If you read the New York Times announcement of my daughter Eleni’s wedding last year, you might think the mother of the bride was dead, hidden away in the attic, non-existent or had never held a job in her life. The New York Times (free-lance!) writer, Devan Sipher, who wrote the announcement cited the professions of the mother and father of the groom and the father of the bride, but refused to mention the fifty years I had spent writing for national newspapers and magazines, even though 21 of the articles I’d written had appeared in The New York Times.
(You may remember Devan Sipher
as the writer of the notorious “Vows”
column in the Times celebrating a couple who dumped their spouses for each other after they met at their kids’ pre-kindergarten classrooms.)
While the snub was painful, I put it aside until yesterday, when I read a new post on my daughter’s blog “The Liminal Stage”
called “Nice Work if You Kin Get I
t.” Eleni studied folk lore and mythology in college and will publish her second book “Other Waters” in February.
She usually writes in her blog about “psychological thresholds, times of transition…The biggies are birth, marriage, death.”
The subject of yesterday’s post was “kin work
” which she explains as
“the term anthropologists use to describe the ‘conception, maintenance, and ritual celebration of cross boundary kin ties’” –in other words, hosting Thanksgiving dinner, remembering birthdays, sending Christmas cards…you get the idea.
Eleni went on to say that it’s usually women who do kin work and their work is usually unpaid and therefore undervalued. She continues:
“I also think it’s a question of identity. If someone goes into an office every day, society knows how to define him or her–by his or her title or job description. The fact that a person goes somewhere and does something that someone else pays them to do renders them, inherently, worthwhile. Those of us who work at home, juggling work that pays us along with kin work, are considered dilettantes.
“The reporter asked where my mother, a writer, had been published in the past year. I said Vogue and Budget Travel.
‘If that’s it, that’s exactly what the Times is trying to avoid–-part-time work,’ said the man, a freelancer himself.
“This angered me for any number of reasons: First, who gets to decide how many publications per year make one a full-time freelancer versus a part-timer? What if your sole publication is a groundbreaking article or book? (I mean, if my mother had been Harper Lee, would he have said, ‘And what has she published in the last 51 years since To Kill A Mockingbird?’)

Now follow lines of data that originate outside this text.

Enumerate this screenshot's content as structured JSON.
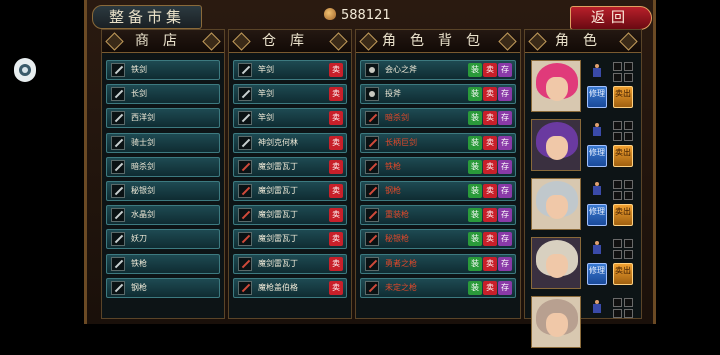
{
  "title": "整备市集",
  "money": "588121",
  "back_label": "返回",
  "headers": {
    "shop": "商店",
    "warehouse": "仓库",
    "bag": "角色背包",
    "role": "角色"
  },
  "shop_items": [
    "铁剑",
    "长剑",
    "西洋剑",
    "骑士剑",
    "暗杀剑",
    "秘银剑",
    "水晶剑",
    "妖刀",
    "铁枪",
    "钢枪"
  ],
  "warehouse_items": [
    "竿剑",
    "竿剑",
    "竿剑",
    "神剑克何林",
    "魔剑雷瓦丁",
    "魔剑雷瓦丁",
    "魔剑雷瓦丁",
    "魔剑雷瓦丁",
    "魔剑雷瓦丁",
    "魔枪盖伯格"
  ],
  "warehouse_tag": "卖",
  "bag_items": [
    {
      "name": "会心之斧",
      "red": false
    },
    {
      "name": "投斧",
      "red": false
    },
    {
      "name": "暗杀剑",
      "red": true
    },
    {
      "name": "长柄巨剑",
      "red": true
    },
    {
      "name": "铁枪",
      "red": true
    },
    {
      "name": "钢枪",
      "red": true
    },
    {
      "name": "重装枪",
      "red": true
    },
    {
      "name": "秘银枪",
      "red": true
    },
    {
      "name": "勇者之枪",
      "red": true
    },
    {
      "name": "未定之枪",
      "red": true
    }
  ],
  "bag_tags": {
    "green": "装",
    "red": "卖",
    "purple": "存"
  },
  "role_buttons": {
    "blue": "修理",
    "gold": "卖出"
  },
  "characters": [
    {
      "name": "char-1",
      "hair": "#e03a7a"
    },
    {
      "name": "char-2",
      "hair": "#6a3aa0"
    },
    {
      "name": "char-3",
      "hair": "#c0c8cc"
    },
    {
      "name": "char-4",
      "hair": "#d8d0c0"
    },
    {
      "name": "char-5",
      "hair": "#b8a090"
    }
  ]
}
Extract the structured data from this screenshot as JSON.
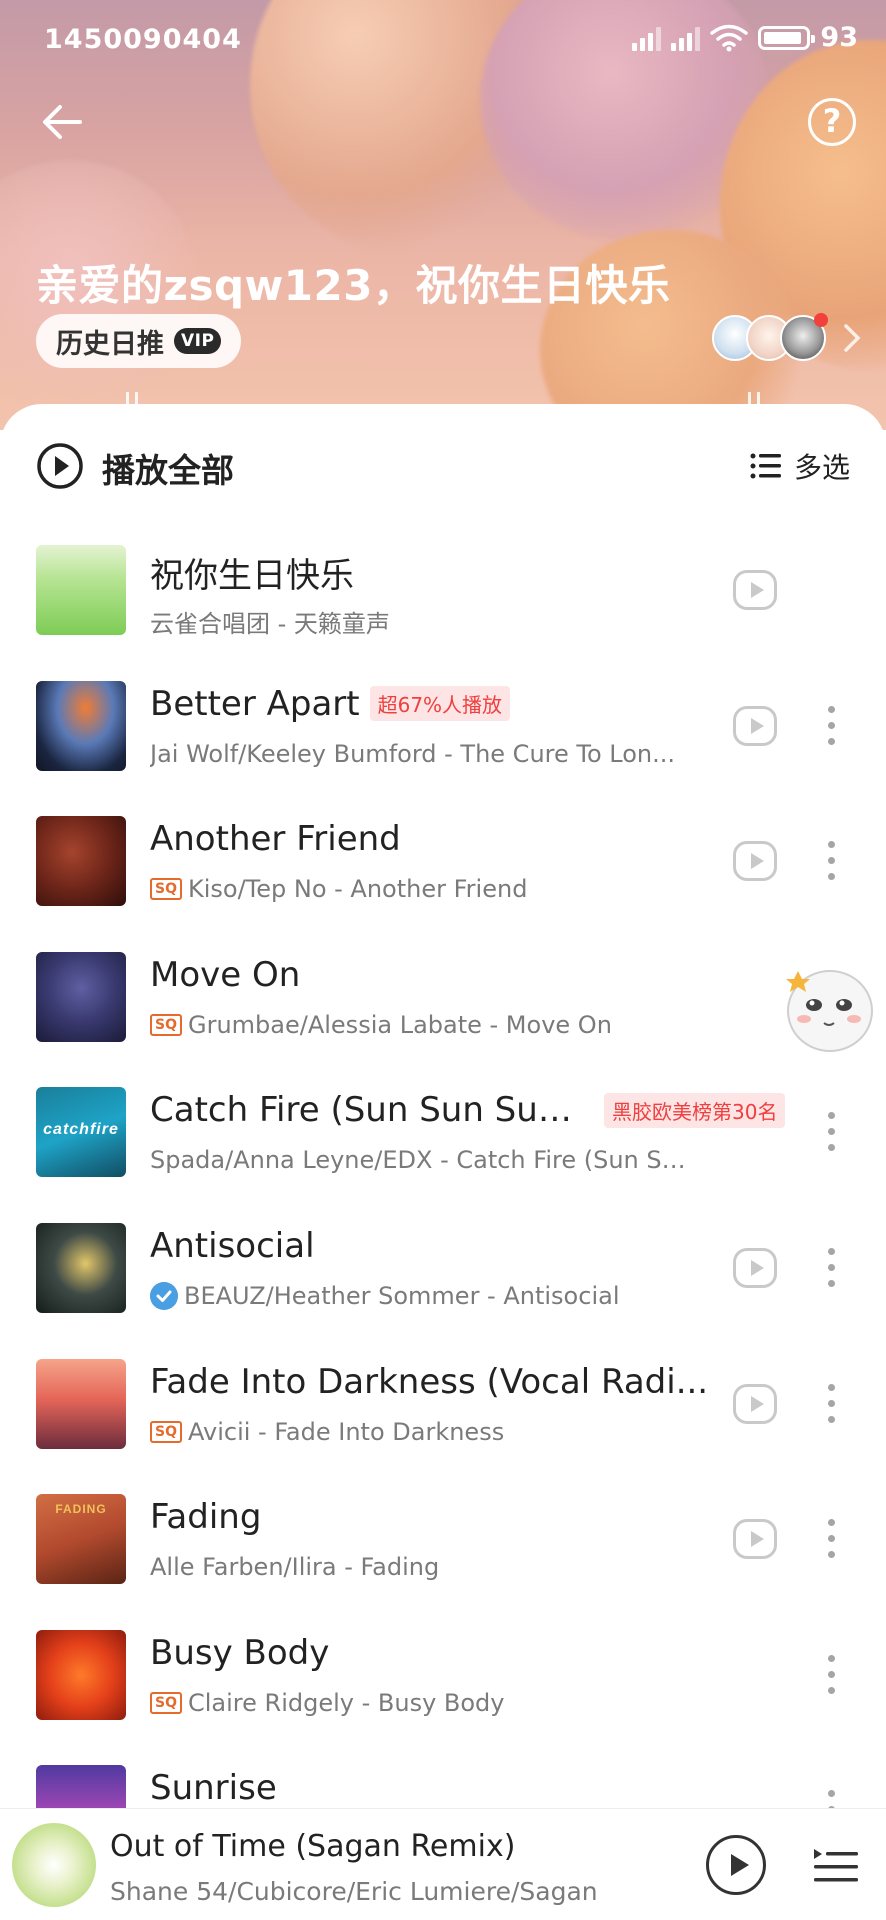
{
  "status_bar": {
    "time": "1450090404",
    "battery": "93"
  },
  "header": {
    "greeting": "亲爱的zsqw123，祝你生日快乐",
    "history_label": "历史日推",
    "vip_badge": "VIP"
  },
  "toolbar": {
    "play_all_label": "播放全部",
    "multi_select_label": "多选"
  },
  "songs": [
    {
      "title": "祝你生日快乐",
      "subtitle": "云雀合唱团 - 天籁童声",
      "tag": "",
      "quality": "",
      "verified": false,
      "has_mv": true,
      "has_more": false
    },
    {
      "title": "Better Apart",
      "subtitle": "Jai Wolf/Keeley Bumford - The Cure To Lon...",
      "tag": "超67%人播放",
      "quality": "",
      "verified": false,
      "has_mv": true,
      "has_more": true
    },
    {
      "title": "Another Friend",
      "subtitle": "Kiso/Tep No - Another Friend",
      "tag": "",
      "quality": "SQ",
      "verified": false,
      "has_mv": true,
      "has_more": true
    },
    {
      "title": "Move On",
      "subtitle": "Grumbae/Alessia Labate - Move On",
      "tag": "",
      "quality": "SQ",
      "verified": false,
      "has_mv": false,
      "has_more": true
    },
    {
      "title": "Catch Fire (Sun Sun Sun...",
      "subtitle": "Spada/Anna Leyne/EDX - Catch Fire (Sun Sun Sun)",
      "tag": "黑胶欧美榜第30名",
      "quality": "",
      "verified": false,
      "has_mv": false,
      "has_more": true
    },
    {
      "title": "Antisocial",
      "subtitle": "BEAUZ/Heather Sommer - Antisocial",
      "tag": "",
      "quality": "",
      "verified": true,
      "has_mv": true,
      "has_more": true
    },
    {
      "title": "Fade Into Darkness (Vocal Radi...",
      "subtitle": "Avicii - Fade Into Darkness",
      "tag": "",
      "quality": "SQ",
      "verified": false,
      "has_mv": true,
      "has_more": true
    },
    {
      "title": "Fading",
      "subtitle": "Alle Farben/Ilira - Fading",
      "tag": "",
      "quality": "",
      "verified": false,
      "has_mv": true,
      "has_more": true
    },
    {
      "title": "Busy Body",
      "subtitle": "Claire Ridgely - Busy Body",
      "tag": "",
      "quality": "SQ",
      "verified": false,
      "has_mv": false,
      "has_more": true
    },
    {
      "title": "Sunrise",
      "subtitle": "",
      "tag": "",
      "quality": "",
      "verified": false,
      "has_mv": false,
      "has_more": true
    }
  ],
  "cover_texts": {
    "catch_fire": "catchfire",
    "fading": "FADING"
  },
  "now_playing": {
    "title": "Out of Time (Sagan Remix)",
    "artists": "Shane 54/Cubicore/Eric Lumiere/Sagan"
  },
  "colors": {
    "accent_red": "#ef3f3f",
    "sq_orange": "#e46b2c",
    "verified_blue": "#4a9fe2"
  },
  "icons": {
    "back": "back-arrow-icon",
    "help": "help-icon",
    "play_all": "play-circle-icon",
    "multi_select": "list-icon",
    "mv": "mv-play-icon",
    "more": "more-vertical-icon",
    "playlist": "playlist-icon"
  }
}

“And second, what’s wrong with part-time work anyway? In an economy such as ours, and a world in which technology enables us to work from home, more and more people in any number of fields are going freelance. Does the fact that they don’t go into an office every day mean that they don’t really work?
“But what angered me most was the misogyny of it all. My mom had gone into an office before she started raising kids. As did I. And the fact that she re-shaped her career to make room for kin work, as well as paid work, had rendered her so unimportant in the eyes of a paper she had contributed to well over a dozen times, that she was omitted from the graph describing the jobs of the parents of the bride and groom in the wedding announcement of one of the children she’d made time to raised. So yes, as Mary Elizabeth Williamspointed out in Salon today, the New York Times does have female trouble.”
Eleni’s right. I did go into an office for many years—working first for Ladies Home Journal, then in London, editing a small magazine called “Homemaker’s Digest”, then, after returning to New York and marrying a reporter for the New York Times, I worked for a syndicated features service that published my articles around the world. By the time the second of our three children was born, I only went into the office a few days a week, working at home on other days.
When our third child was born in 1977, our family was moved by the New York Times to Athens, Greece, where I raised the children while my husband spent most of his time in Turkey and Iran covering revolutions and war as the Times’ foreign correspondent for the Middle East. (He usually made it home for Christmas.) During the five years in Greece, I wrote a number of articles for the Times about entertainers, politicians, artists, travel and archeology.
Among the journalistic gigs I’m proudest of is the series of essays I wrote for the Times “Hers” column in 1979. People born since 1970 cannot imagine what a journalistic milestone it was for the Old Gray Lady to launch a weekly essay written by women about women’s issues.
During the 1980s I wrote a monthly column called “Kids in the Country” for Country Living, and have continued to publish free-lance articles everywhere I can, including several in Vogue, as well as writing a number of movie scripts with my husband (which have been optioned but so far not made it to the screen.) So, from my point of view, it feels like I never stopped working
Daughter Eleni ends her blog post with a thought about her baby daughter Amalía: “This attitude towards women–and work–this idea that any work done at home is irrelevant, is something I struggle with now that I am doing more kin work than ever. How can I raise my daughter not to think that her father’s work is more valuable than mine because papi gets dressed and drives off to the office, and mama stays home and writes in between loads of laundry…Maybe by the time Amalía does kin work of her own, we’ll have figured out a way to reward it, beyond just giving it a name.”
I share that wish, and I hope that when Amalía gets married some 30 years from now, her mother will be included in the New York Times announcement, acknowledged as a real person who had a real career.